**Task goal**
Every word of the data below has to be copied faithfully.

[Data entries]
..........

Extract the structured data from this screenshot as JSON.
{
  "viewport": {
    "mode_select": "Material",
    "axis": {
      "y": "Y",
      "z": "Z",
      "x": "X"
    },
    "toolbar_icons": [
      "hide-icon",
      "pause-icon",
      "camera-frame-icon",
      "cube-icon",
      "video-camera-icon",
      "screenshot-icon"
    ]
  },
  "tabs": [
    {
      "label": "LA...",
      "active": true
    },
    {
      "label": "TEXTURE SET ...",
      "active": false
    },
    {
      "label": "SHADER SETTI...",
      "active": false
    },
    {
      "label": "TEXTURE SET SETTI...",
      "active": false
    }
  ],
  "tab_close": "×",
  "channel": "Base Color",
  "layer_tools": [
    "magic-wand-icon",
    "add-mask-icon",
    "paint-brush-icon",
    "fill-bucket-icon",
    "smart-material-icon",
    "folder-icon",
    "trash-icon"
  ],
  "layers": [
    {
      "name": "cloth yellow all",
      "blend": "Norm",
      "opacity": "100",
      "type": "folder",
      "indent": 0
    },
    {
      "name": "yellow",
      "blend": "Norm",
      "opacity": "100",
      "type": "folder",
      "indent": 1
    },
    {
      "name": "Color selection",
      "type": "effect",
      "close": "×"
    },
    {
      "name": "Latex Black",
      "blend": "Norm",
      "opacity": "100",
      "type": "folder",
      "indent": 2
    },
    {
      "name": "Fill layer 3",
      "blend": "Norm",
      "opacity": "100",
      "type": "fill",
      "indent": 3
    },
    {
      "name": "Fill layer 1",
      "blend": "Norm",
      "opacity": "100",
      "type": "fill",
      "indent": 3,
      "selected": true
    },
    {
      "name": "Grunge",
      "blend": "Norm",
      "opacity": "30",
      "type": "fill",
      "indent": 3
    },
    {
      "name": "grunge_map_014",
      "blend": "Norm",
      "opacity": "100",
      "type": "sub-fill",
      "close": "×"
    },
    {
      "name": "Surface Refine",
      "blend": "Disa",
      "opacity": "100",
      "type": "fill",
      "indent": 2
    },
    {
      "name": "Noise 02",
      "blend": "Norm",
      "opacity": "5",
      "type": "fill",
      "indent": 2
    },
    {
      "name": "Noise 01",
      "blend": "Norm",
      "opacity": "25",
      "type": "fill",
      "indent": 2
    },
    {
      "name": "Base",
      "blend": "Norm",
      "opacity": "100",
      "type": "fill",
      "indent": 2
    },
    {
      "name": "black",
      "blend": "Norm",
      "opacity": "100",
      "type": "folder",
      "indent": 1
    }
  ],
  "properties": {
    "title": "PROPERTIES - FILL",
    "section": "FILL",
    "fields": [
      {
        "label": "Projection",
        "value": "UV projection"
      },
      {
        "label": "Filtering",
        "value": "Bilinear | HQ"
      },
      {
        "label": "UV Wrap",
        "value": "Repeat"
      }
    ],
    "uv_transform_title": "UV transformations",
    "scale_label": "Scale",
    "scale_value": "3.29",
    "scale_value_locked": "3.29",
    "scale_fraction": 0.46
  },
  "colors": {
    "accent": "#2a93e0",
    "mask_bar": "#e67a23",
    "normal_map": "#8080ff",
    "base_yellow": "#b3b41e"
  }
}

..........

**Output below**
Extract the structured data from this screenshot as JSON.
{
  "viewport": {
    "mode_select": "Material",
    "axis": {
      "y": "Y",
      "z": "Z",
      "x": "X"
    },
    "toolbar_icons": [
      "hide-icon",
      "pause-icon",
      "camera-frame-icon",
      "cube-icon",
      "video-camera-icon",
      "screenshot-icon"
    ]
  },
  "tabs": [
    {
      "label": "LA...",
      "active": true
    },
    {
      "label": "TEXTURE SET ...",
      "active": false
    },
    {
      "label": "SHADER SETTI...",
      "active": false
    },
    {
      "label": "TEXTURE SET SETTI...",
      "active": false
    }
  ],
  "tab_close": "×",
  "channel": "Base Color",
  "layer_tools": [
    "magic-wand-icon",
    "add-mask-icon",
    "paint-brush-icon",
    "fill-bucket-icon",
    "smart-material-icon",
    "folder-icon",
    "trash-icon"
  ],
  "layers": [
    {
      "name": "cloth yellow all",
      "blend": "Norm",
      "opacity": "100",
      "type": "folder",
      "indent": 0
    },
    {
      "name": "yellow",
      "blend": "Norm",
      "opacity": "100",
      "type": "folder",
      "indent": 1
    },
    {
      "name": "Color selection",
      "type": "effect",
      "close": "×"
    },
    {
      "name": "Latex Black",
      "blend": "Norm",
      "opacity": "100",
      "type": "folder",
      "indent": 2
    },
    {
      "name": "Fill layer 3",
      "blend": "Norm",
      "opacity": "100",
      "type": "fill",
      "indent": 3
    },
    {
      "name": "Fill layer 1",
      "blend": "Norm",
      "opacity": "100",
      "type": "fill",
      "indent": 3,
      "selected": true
    },
    {
      "name": "Grunge",
      "blend": "Norm",
      "opacity": "30",
      "type": "fill",
      "indent": 3
    },
    {
      "name": "grunge_map_014",
      "blend": "Norm",
      "opacity": "100",
      "type": "sub-fill",
      "close": "×"
    },
    {
      "name": "Surface Refine",
      "blend": "Disa",
      "opacity": "100",
      "type": "fill",
      "indent": 2
    },
    {
      "name": "Noise 02",
      "blend": "Norm",
      "opacity": "5",
      "type": "fill",
      "indent": 2
    },
    {
      "name": "Noise 01",
      "blend": "Norm",
      "opacity": "25",
      "type": "fill",
      "indent": 2
    },
    {
      "name": "Base",
      "blend": "Norm",
      "opacity": "100",
      "type": "fill",
      "indent": 2
    },
    {
      "name": "black",
      "blend": "Norm",
      "opacity": "100",
      "type": "folder",
      "indent": 1
    }
  ],
  "properties": {
    "title": "PROPERTIES - FILL",
    "section": "FILL",
    "fields": [
      {
        "label": "Projection",
        "value": "UV projection"
      },
      {
        "label": "Filtering",
        "value": "Bilinear | HQ"
      },
      {
        "label": "UV Wrap",
        "value": "Repeat"
      }
    ],
    "uv_transform_title": "UV transformations",
    "scale_label": "Scale",
    "scale_value": "3.29",
    "scale_value_locked": "3.29",
    "scale_fraction": 0.46
  },
  "colors": {
    "accent": "#2a93e0",
    "mask_bar": "#e67a23",
    "normal_map": "#8080ff",
    "base_yellow": "#b3b41e"
  }
}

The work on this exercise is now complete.